Turing on the integration of human and machine intelligence

Download Edit this record How to cite View on PhilPapers
Abstract Philosophical discussion of Alan Turing’s writings on intelligence has mostly revolved around a single point made in a paper published in the journal Mind in 1950. This is unfortunate, for Turing’s reflections on machine (artificial) intelligence, human intelligence, and the relation between them were more extensive and sophisticated. They are seen to be extremely well-considered and sound in retrospect. Recently, IBM developed a question-answering computer (Watson) that could compete against humans on the game show Jeopardy! There are hopes it can be adapted to other contexts besides that game show, in the role of a collaborator of, rather than a competitor to, humans. Another, different, research project --- an artificial intelligence program put into operation in 2010 --- is the machine learning program NELL (Never Ending Language Learning), which continuously ‘learns’ by ‘reading’ massive amounts of material on millions of web pages. Both of these recent endeavors in artificial intelligence rely to some extent on the integration of human guidance and feedback at various points in the machine’s learning process. In this paper, I examine Turing’s remarks on the development of intelligence used in various kinds of search, in light of the experience gained to date on these projects.
Reprint years
PhilPapers/Archive ID
Revision history
Archival date: 2015-11-21
View upload history
References found in this work BETA
Thought and Language.Wilkes, A. L.; Vygotsky, L. S.; Hanfmann, E. & Vakar, G.
Thought and Language.VYGOTSKY, L. S.

Add more references

Citations of this work BETA

No citations found.

Add more citations

Added to PP index

Total views
228 ( #15,120 of 43,016 )

Recent downloads (6 months)
73 ( #7,724 of 43,016 )

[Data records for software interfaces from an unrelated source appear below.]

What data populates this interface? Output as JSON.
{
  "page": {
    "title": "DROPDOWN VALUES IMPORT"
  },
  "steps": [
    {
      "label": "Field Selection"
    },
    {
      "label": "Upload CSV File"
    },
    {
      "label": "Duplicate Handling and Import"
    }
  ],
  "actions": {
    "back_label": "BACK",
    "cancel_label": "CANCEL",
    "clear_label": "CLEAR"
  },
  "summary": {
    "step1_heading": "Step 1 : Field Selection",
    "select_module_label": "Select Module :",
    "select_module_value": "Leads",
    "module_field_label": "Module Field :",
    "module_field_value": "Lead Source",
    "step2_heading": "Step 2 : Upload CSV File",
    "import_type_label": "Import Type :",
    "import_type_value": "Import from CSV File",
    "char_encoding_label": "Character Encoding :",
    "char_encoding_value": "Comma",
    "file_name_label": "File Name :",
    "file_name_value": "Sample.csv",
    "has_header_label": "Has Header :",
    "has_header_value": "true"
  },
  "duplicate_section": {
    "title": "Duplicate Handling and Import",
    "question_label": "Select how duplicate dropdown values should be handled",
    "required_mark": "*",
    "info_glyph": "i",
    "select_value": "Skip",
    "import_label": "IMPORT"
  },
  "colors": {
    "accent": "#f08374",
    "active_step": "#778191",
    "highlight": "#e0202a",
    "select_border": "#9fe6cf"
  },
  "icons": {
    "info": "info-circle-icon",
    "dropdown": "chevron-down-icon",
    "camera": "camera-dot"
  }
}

How can I increase my downloads?

Downloads since first upload
This graph includes both downloads from PhilArchive and clicks to external links.